Whether we realize it or not, man’s greatest need is salvation.  Once we come to knowledge of this, it would be good to consider the conditions of being saved as outlined in the New Testament.  In Acts 16:30, we have recorded the most important question ever asked, “What must I do to be saved.”  If we are not in a saved condition, there is no more important question that we could ask.  With this in mind, with this article, I would like for us to study what the New Testament has to say concerning salvation by looking at what both man must not do and what man must do in order to be saved.


Man must not imagine that there is nothing to do.  Remember the question of the jailer in Acts 16, “What must I do to be saved?” Also, consider the question asked by the Jews on Pentecost, “What shall we do?” (Acts 2:37).  Likewise, recall the words of Peter in response to that question as seen in Acts 2:40, “And with many other words did he testify and exhort, saying, Save yourselves from this untoward generation.”

We should not mistake what we have to do in order to be saved.  We dare not let what we have heard, what we have been taught, or even what we believe with all our heart, stand in the way of doing what is right (Proverbs 14:12).

We should not make the mistake of doing something other than that which God has commanded (Matthew 7:21-23; 15:9).

We should not imagine that we cannot do what God requires. Moses, in Exodus chapter 4, thought he was incapable of doing what God wanted (Exodus 4:10-13). However, he was wrong, as seen in Exodus 4:14.  It must be understood that God would not command us to do that which we could not do (1 John 5:3). How could we prove our love to God if it is impossible to keep His commandments?  Jesus was very clear that our love is proved by our obedience (John 14:15).

We should not procrastinate.  In other words, we must not put off doing what we know we should do relative to salvation (2 Corinthians 6:2).  Too many people look to “tomorrow” to obey. However, “tomorrow” often never comes.  Hell will be full of people who waited until it was too late, waiting on “tomorrow.”

We should not wait for God to do what He has told us to do. God has done His part.  Because of this, He will not do anymore (John 3:16; Romans 5:8). It is now up to us to do our part (Hebrews 5:9; James 1:22).

We should not imagine that we will have a more favorable time.  The facts are, we might have another opportunity to obey, and then again, we might not. Remember what we have seen, “Today is the day of salvation” (2 Corinthians 6:2).  We have no promise of another opportunity. Felix was willing to wait for a more “convenient time” (Acts 24:25). We do not know if that time every came.  Wouldn’t it be a tragedy to wait too long?!

We should not wait to see what others will do or say.  It is important to keep in mind we will not be judged by what others have or have not done.  Instead, we will be judged individually based on our lives and our actions (Romans 14:12; 2 Corinthians 5:10).

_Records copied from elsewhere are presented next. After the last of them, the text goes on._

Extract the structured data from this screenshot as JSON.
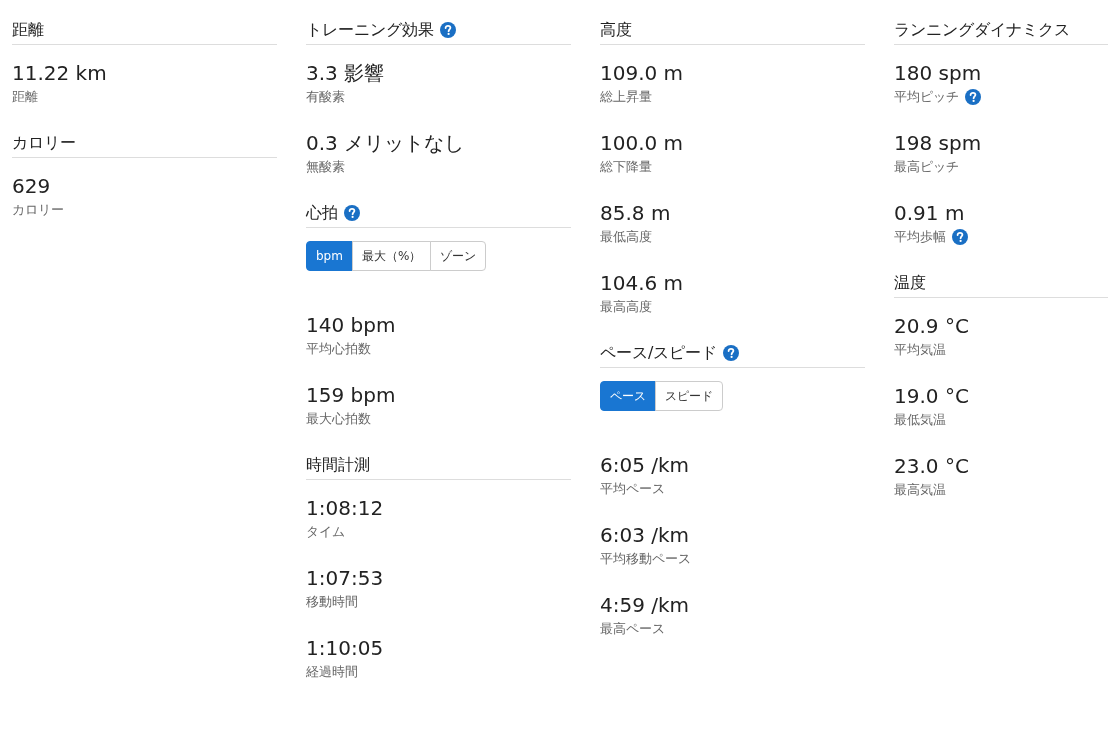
{
  "columns": [
    {
      "sections": [
        {
          "title": "距離",
          "help": false,
          "stats": [
            {
              "value": "11.22 km",
              "label": "距離",
              "help": false
            }
          ]
        },
        {
          "title": "カロリー",
          "help": false,
          "stats": [
            {
              "value": "629",
              "label": "カロリー",
              "help": false
            }
          ]
        }
      ]
    },
    {
      "sections": [
        {
          "title": "トレーニング効果",
          "help": true,
          "stats": [
            {
              "value": "3.3 影響",
              "label": "有酸素",
              "help": false
            },
            {
              "value": "0.3 メリットなし",
              "label": "無酸素",
              "help": false
            }
          ]
        },
        {
          "title": "心拍",
          "help": true,
          "toggle": [
            {
              "label": "bpm",
              "selected": true
            },
            {
              "label": "最大（%）",
              "selected": false
            },
            {
              "label": "ゾーン",
              "selected": false
            }
          ],
          "stats": [
            {
              "value": "140 bpm",
              "label": "平均心拍数",
              "help": false
            },
            {
              "value": "159 bpm",
              "label": "最大心拍数",
              "help": false
            }
          ]
        },
        {
          "title": "時間計測",
          "help": false,
          "stats": [
            {
              "value": "1:08:12",
              "label": "タイム",
              "help": false
            },
            {
              "value": "1:07:53",
              "label": "移動時間",
              "help": false
            },
            {
              "value": "1:10:05",
              "label": "経過時間",
              "help": false
            }
          ]
        }
      ]
    },
    {
      "sections": [
        {
          "title": "高度",
          "help": false,
          "stats": [
            {
              "value": "109.0 m",
              "label": "総上昇量",
              "help": false
            },
            {
              "value": "100.0 m",
              "label": "総下降量",
              "help": false
            },
            {
              "value": "85.8 m",
              "label": "最低高度",
              "help": false
            },
            {
              "value": "104.6 m",
              "label": "最高高度",
              "help": false
            }
          ]
        },
        {
          "title": "ペース/スピード",
          "help": true,
          "toggle": [
            {
              "label": "ペース",
              "selected": true
            },
            {
              "label": "スピード",
              "selected": false
            }
          ],
          "stats": [
            {
              "value": "6:05 /km",
              "label": "平均ペース",
              "help": false
            },
            {
              "value": "6:03 /km",
              "label": "平均移動ペース",
              "help": false
            },
            {
              "value": "4:59 /km",
              "label": "最高ペース",
              "help": false
            }
          ]
        }
      ]
    },
    {
      "sections": [
        {
          "title": "ランニングダイナミクス",
          "help": false,
          "stats": [
            {
              "value": "180 spm",
              "label": "平均ピッチ",
              "help": true
            },
            {
              "value": "198 spm",
              "label": "最高ピッチ",
              "help": false
            },
            {
              "value": "0.91 m",
              "label": "平均歩幅",
              "help": true
            }
          ]
        },
        {
          "title": "温度",
          "help": false,
          "stats": [
            {
              "value": "20.9 °C",
              "label": "平均気温",
              "help": false
            },
            {
              "value": "19.0 °C",
              "label": "最低気温",
              "help": false
            },
            {
              "value": "23.0 °C",
              "label": "最高気温",
              "help": false
            }
          ]
        }
      ]
    }
  ]
}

First, we should remove the negatives that we have just studied. Secondly, we must understand what we must do in order to be saved (Acts 8:30, 31).  We do not have to understand the entire Bible, only enough to be saved.  The rest can be learned later.  Thirdly, we need to obey the gospel which involves: Believe – Hebrews 11:6; Repentance – Acts 2:38; 17:30;  Confess – Romans 10:9, 10; Be baptized – Mark 16:16.

It is important for us to keep in mind that salvation is available.  God’s grace, love and mercy have already been extended to us. For us to accept them, we must be obedient to His Word.